> _What you have to do_
In the data that follows, find each line containing "characters" and copy it.

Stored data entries
-----
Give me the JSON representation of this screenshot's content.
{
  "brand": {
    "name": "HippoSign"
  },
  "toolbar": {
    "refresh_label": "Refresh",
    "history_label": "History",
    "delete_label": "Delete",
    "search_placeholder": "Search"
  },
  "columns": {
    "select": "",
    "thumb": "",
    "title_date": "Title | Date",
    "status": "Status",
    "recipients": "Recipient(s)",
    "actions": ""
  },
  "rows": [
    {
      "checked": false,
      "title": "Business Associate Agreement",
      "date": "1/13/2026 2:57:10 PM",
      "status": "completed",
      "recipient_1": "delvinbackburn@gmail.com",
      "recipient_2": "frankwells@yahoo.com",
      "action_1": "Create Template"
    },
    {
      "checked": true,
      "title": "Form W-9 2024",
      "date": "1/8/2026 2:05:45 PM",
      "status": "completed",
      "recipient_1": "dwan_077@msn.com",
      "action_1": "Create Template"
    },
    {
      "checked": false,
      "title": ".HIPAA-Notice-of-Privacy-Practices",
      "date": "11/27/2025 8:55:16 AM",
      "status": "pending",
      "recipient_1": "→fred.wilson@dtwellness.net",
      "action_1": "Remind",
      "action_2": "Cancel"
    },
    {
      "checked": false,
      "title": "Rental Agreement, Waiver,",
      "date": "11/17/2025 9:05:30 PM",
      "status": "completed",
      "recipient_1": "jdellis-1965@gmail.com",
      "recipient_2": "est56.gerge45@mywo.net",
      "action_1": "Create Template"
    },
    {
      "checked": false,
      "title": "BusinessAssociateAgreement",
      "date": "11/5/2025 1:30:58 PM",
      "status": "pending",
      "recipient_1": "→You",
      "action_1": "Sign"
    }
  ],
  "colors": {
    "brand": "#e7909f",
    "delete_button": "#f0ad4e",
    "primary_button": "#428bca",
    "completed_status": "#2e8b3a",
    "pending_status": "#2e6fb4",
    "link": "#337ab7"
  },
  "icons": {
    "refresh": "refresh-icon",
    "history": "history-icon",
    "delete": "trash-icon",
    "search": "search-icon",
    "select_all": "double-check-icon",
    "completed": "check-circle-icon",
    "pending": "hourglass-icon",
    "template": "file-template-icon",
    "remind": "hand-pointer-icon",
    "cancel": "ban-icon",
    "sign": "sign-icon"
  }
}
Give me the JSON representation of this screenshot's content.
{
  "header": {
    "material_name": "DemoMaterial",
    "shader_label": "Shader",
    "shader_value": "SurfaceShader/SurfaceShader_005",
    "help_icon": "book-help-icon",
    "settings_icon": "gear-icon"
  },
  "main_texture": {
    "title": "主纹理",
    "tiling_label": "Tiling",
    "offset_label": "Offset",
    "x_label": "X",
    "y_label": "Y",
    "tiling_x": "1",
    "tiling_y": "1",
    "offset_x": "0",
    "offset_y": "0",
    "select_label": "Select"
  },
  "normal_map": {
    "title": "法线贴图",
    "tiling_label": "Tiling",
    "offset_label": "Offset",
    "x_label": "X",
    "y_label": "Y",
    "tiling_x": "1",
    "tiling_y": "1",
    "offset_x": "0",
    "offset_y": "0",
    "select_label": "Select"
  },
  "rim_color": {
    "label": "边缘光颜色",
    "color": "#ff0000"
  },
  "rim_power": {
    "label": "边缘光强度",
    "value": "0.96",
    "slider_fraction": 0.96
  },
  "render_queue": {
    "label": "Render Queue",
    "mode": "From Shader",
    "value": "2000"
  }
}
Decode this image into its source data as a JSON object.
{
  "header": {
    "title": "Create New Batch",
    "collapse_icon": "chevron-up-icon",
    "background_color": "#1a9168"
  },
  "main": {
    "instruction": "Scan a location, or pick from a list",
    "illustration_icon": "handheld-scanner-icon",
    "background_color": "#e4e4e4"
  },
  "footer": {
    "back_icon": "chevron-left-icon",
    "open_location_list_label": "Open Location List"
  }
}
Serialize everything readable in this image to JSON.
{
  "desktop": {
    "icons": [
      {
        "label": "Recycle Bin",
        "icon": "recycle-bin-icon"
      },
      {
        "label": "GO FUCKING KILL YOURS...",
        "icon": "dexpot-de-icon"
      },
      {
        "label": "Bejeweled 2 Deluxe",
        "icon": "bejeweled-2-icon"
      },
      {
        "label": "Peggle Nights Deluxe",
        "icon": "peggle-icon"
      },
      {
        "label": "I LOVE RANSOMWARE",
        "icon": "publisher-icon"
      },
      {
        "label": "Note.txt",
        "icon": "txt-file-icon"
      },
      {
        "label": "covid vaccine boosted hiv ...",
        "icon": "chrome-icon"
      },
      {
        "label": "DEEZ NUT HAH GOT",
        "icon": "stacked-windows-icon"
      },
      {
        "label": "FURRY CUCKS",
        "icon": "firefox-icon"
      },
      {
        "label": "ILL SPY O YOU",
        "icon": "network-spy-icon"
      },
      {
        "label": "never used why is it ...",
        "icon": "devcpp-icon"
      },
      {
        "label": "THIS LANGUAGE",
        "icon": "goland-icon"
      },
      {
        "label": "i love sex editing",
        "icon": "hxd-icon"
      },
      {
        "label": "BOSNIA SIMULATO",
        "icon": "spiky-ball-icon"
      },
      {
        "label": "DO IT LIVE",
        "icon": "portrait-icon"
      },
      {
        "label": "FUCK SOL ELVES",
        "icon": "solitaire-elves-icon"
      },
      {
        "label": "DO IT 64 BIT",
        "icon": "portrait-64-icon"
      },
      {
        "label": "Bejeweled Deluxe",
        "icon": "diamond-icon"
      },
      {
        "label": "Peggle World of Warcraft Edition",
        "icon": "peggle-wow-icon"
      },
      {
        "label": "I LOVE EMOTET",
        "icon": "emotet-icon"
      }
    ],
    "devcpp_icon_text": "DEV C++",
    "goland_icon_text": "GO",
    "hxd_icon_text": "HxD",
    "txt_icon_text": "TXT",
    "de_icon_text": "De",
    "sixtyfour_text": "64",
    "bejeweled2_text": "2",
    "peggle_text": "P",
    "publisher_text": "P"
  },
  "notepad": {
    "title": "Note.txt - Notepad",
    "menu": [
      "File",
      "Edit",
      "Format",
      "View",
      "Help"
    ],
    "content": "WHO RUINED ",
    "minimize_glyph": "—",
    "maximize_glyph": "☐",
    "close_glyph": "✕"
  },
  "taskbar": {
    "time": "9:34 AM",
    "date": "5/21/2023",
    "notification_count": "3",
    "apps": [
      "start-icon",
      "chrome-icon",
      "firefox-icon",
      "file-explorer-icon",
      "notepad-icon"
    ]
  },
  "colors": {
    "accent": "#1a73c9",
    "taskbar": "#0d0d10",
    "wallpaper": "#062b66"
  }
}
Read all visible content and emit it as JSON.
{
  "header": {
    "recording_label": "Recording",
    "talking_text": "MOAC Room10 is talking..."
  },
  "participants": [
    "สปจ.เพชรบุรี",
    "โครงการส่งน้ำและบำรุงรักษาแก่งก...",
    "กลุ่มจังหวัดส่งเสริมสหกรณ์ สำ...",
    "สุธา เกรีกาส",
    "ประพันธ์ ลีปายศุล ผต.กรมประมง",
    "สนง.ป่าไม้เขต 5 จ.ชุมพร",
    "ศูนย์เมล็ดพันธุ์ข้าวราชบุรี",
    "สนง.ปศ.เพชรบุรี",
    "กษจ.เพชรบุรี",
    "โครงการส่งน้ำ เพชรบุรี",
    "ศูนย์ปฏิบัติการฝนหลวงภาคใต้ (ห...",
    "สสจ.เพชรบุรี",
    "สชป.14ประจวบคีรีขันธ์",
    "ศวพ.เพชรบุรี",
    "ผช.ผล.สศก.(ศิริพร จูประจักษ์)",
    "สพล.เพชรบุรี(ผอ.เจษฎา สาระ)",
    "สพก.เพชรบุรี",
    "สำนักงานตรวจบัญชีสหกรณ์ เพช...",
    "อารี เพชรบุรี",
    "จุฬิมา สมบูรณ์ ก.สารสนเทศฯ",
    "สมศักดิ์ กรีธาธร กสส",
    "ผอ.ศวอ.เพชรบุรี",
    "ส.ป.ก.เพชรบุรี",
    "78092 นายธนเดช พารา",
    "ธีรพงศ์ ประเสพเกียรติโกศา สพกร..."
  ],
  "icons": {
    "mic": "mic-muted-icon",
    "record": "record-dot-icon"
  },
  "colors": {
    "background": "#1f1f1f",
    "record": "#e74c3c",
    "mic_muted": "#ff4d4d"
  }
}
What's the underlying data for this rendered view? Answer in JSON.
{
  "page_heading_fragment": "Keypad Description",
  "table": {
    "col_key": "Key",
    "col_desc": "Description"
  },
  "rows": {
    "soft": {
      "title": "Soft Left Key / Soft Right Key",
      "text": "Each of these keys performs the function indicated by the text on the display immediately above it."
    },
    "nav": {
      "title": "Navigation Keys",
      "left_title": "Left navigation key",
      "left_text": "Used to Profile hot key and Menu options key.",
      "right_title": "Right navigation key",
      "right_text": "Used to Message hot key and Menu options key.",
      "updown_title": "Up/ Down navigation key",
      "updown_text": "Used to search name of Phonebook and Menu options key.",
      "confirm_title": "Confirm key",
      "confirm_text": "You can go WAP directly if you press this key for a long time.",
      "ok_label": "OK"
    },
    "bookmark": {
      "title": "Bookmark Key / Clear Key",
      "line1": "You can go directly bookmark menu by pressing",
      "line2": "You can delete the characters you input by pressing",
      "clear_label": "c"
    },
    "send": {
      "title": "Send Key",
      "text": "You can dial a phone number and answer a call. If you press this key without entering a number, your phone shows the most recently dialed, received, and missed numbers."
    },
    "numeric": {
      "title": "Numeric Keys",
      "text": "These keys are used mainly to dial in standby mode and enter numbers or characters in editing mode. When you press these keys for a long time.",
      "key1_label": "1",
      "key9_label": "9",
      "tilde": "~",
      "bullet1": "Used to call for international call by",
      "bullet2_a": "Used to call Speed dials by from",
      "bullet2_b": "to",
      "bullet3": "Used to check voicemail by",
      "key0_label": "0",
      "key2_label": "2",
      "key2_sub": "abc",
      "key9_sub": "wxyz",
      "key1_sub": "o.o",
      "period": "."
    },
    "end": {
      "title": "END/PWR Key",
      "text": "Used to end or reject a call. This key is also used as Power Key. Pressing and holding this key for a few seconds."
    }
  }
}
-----
> _Result of this exercise_
      "line2": "You can delete the characters you input by pressing",
      "text": "These keys are used mainly to dial in standby mode and enter numbers or characters in editing mode. When you press these keys for a long time.",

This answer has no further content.